Sparrow And Thrush Population Down By 90%
Since the middle of 2012 the decline in the Sparrow and Thrush birds in parts of Ireland is estimated to be down by as much as 90%. The Sparrow and Thrush were the most popular birds in Ireland, alas in some parts of the country this is no longer true with birds such as the Magpie being more familiar. Let me state that I'm not a member of Bird Watch Ireland, if I was I would have reported the issue to them as they have no mention of it on their website. In fact they state that the population of the Sparrow is stable as and from 2013, see article here http://www.birdwatchireland.ie/IrelandsBirds/Sparrowsfinchesbuntings/HouseSparrow/tabid/447/Default.aspx Some people have reported to me that in parts of Fingal / North County Dublin the little Sparrow and Thrush are almost extinct altogether.
There have been several reasons put forward as to why these birds have disappeared from our gardens and hedge-rows . The first and most likely reason is that there are now more Magpie's in Ireland, Magpie's as you know are scavengers and will eat almost anything including the eggs of other birds.
Another reason is attributed to the Seagull who is now coming further inland in search of food as fish stocks have dwindled along the coast, again the Seagull will eat other birds eggs.
The third reason and this fact relates specifically to North Dublin and parts of Meath and Louth is the fact that the local authority in charge of North Dublin, Fingal County Council released up to 20 Falcons into the wild in mid 2012 in a breeding programme. These Falcons will feed on small birds such as the Sparrow and Thrush.
Whatever the reason nobody in authority seems to have noticed and nothing is been done.
If the reason is the Magpie then surely it's time to cull this bird in Ireland.

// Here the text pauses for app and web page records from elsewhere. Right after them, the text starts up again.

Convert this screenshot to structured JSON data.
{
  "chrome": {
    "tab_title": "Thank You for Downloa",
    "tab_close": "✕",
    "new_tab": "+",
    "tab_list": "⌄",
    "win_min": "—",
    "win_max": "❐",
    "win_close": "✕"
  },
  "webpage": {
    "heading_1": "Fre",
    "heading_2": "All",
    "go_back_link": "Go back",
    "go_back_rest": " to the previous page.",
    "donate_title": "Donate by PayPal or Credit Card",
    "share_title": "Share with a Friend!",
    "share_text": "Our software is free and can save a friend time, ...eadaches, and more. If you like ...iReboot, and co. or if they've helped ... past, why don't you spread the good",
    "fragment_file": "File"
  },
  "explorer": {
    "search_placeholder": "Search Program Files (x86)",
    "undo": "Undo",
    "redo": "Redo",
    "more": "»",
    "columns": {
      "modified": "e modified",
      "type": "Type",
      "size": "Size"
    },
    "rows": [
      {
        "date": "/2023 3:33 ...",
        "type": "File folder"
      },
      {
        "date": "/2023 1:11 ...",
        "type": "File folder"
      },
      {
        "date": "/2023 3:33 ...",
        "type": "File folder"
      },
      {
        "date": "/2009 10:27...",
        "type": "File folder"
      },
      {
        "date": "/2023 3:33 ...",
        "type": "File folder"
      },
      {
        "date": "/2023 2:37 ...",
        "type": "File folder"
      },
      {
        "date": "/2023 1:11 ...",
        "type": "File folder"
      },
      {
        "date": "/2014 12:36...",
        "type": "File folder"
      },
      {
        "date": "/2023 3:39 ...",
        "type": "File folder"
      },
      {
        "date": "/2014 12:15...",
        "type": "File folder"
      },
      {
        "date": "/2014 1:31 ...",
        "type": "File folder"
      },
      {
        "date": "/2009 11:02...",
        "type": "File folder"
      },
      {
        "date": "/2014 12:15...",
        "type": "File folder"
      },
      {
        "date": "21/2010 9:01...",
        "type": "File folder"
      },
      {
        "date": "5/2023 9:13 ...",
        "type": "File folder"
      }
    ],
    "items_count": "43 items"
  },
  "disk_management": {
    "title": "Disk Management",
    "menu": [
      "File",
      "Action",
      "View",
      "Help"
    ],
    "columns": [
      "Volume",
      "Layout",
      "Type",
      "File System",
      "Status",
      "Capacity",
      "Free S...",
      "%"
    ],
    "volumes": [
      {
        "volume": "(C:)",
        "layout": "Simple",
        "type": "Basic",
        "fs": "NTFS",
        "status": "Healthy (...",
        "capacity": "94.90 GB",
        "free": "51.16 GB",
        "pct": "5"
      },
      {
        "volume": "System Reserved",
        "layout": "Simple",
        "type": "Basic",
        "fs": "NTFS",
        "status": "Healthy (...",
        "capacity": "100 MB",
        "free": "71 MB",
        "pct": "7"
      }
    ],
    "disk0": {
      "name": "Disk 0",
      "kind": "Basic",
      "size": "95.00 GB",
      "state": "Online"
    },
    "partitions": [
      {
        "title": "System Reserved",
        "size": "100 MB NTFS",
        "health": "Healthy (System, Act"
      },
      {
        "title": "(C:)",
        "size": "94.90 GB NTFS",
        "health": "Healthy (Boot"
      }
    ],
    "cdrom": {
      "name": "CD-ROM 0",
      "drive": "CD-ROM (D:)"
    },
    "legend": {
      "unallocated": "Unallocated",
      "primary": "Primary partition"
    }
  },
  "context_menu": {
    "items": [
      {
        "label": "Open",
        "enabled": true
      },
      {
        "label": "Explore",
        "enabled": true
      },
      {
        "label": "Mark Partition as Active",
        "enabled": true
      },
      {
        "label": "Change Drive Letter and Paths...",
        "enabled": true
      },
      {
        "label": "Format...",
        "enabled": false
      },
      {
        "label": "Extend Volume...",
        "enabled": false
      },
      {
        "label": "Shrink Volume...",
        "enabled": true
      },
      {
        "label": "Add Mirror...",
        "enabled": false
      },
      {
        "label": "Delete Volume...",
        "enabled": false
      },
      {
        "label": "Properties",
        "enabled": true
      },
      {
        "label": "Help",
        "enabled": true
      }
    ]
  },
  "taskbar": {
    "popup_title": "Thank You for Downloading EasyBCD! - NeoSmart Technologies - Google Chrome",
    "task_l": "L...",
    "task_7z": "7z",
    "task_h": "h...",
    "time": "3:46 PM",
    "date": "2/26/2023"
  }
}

With the decline in the native birds in Ireland comes another problem, insects and especially wasps. As we know birds eat insects. With less birds we soon have more wasps to deal with. 2013 has seen a surge in the amount of wasps in Ireland. August and September are traditionally the month you'll see wasps in Ireland. An estimate for this year  puts the figure ten fold for the increase in the wasp population. These nasty little creatures are basically good for nothing except for stinging people as the humble bee is well capably of doing what the wasp does, and that's to pollinate flowers and plants.